The Redhawks won the game 4-3 over the Las Vegas 51s. Omar Beltre started the game for the ‘Hawks, and he looked very good. He went 7 innings, allowing two runs, only one earned, and struck out three. Zach Phillips came in to pitch the eighth, and was shaky, allowing two hits in the inning, but no one scored, and he ended up picking up the win. Tanner Scheppers pitched the 9th, and picked up save number 4 of the season in AAA, and he was even shakier that Phillips. There was a two-run lead when he came in, and after allowing a run to score, the tying run got to third base before he got the final out of the game.

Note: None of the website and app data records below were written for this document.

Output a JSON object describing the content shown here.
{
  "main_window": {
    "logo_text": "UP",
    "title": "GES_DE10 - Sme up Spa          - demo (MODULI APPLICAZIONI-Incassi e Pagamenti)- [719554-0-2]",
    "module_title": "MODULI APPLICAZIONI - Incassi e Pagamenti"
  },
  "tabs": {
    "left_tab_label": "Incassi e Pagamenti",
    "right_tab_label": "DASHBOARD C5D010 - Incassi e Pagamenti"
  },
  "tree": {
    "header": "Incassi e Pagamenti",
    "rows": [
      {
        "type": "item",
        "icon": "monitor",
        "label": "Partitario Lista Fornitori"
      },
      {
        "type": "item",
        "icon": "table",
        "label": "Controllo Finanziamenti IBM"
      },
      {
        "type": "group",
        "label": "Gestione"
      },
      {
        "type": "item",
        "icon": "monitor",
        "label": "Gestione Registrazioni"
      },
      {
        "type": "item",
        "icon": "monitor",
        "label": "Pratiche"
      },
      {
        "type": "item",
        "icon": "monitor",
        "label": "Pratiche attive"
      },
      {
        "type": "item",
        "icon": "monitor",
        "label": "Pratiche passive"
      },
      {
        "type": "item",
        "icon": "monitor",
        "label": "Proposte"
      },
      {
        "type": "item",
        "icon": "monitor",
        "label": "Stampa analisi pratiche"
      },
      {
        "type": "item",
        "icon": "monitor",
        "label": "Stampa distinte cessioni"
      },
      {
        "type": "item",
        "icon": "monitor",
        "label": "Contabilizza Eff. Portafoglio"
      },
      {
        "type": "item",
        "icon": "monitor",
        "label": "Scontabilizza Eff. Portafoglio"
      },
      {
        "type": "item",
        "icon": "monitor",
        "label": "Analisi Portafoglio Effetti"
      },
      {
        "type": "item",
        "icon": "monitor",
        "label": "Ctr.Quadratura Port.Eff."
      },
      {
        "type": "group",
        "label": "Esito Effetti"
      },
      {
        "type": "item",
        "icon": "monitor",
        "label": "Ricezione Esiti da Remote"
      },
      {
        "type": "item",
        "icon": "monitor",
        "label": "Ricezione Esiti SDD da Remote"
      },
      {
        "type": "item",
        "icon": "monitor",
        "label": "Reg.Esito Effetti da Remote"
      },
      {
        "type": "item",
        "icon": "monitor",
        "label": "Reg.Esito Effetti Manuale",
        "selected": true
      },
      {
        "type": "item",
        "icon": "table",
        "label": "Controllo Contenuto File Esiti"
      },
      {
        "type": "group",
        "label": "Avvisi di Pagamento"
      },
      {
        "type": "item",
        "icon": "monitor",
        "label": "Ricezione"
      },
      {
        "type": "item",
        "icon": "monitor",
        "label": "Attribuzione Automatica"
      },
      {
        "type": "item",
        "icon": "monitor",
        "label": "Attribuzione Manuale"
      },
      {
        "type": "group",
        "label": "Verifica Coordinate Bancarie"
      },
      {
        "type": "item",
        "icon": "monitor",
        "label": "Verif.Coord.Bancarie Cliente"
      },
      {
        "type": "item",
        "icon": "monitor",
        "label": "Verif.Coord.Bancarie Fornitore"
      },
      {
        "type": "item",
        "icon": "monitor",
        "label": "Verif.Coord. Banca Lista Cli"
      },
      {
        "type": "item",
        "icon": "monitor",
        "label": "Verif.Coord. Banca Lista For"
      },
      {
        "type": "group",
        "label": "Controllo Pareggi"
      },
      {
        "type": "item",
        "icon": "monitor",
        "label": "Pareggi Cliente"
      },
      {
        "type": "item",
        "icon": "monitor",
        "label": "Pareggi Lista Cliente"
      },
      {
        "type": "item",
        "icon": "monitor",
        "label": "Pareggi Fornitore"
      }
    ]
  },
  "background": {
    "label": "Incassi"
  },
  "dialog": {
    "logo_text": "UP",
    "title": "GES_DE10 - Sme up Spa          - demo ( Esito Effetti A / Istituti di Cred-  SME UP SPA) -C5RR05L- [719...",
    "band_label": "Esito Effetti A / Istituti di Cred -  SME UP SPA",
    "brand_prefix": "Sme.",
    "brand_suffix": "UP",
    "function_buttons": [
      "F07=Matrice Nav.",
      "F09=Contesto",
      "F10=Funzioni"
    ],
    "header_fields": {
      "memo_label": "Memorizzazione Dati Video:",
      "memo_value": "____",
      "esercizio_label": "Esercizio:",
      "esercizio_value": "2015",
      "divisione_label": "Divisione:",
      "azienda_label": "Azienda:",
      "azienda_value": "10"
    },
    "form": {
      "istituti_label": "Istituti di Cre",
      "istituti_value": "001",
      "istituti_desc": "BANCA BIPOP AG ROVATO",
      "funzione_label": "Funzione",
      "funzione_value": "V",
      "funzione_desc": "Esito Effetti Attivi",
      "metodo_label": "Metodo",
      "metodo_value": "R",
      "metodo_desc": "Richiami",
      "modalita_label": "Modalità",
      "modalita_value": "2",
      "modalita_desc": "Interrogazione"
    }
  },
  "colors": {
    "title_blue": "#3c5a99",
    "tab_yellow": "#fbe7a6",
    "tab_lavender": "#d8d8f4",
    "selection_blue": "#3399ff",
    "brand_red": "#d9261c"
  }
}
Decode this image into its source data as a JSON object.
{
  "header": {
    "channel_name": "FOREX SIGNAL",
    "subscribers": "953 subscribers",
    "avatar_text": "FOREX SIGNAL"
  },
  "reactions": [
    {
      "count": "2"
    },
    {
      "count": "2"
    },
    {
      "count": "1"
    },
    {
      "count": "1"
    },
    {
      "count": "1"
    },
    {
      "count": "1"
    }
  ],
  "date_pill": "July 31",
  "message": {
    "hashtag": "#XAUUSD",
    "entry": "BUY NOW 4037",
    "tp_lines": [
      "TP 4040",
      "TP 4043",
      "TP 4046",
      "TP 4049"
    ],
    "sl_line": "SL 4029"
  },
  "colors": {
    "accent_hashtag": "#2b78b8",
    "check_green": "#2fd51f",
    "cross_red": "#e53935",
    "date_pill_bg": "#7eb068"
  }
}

Chris Davis, Brandon Boggs, and Ryan Garko each picked up an RBI. Chris Davis only got one hit, but he was very impressive, not only in the game, but during the workouts that we saw. Hernan Iribarren probably had the best game of anybody, going 3-for-4 with a double, with Brandon Boggs and Max Ramirez each getting two hits each.

Sunday August 15th:

We woke up fairly early on Sunday morning, and went down to eat Hampton Inn’s free breakfast. They had their sausages that morning, and that made me happy, because that’s their best breakfast choice. When we got back up to the room, we packed up and headed out.

We drove around town, and around OU until about 11:30, when we went to go eat at a Red Robin in Norman, Oklahoma. We always eat at Red Robin in Surprise when we go to Spring Training, and it’s always very good, so we were very happy to see one. I got the burger and fries, and they are both great, while my grandparents both got salads. After we finished the meal, we ordered some shakes, and I learned that Red Robin has very good shakes, too.

When we were finished at Red Robin we headed on home and got back to Dallas at about 3:30. It was a great trip.

Come back next week for my Pennant Race Analysis.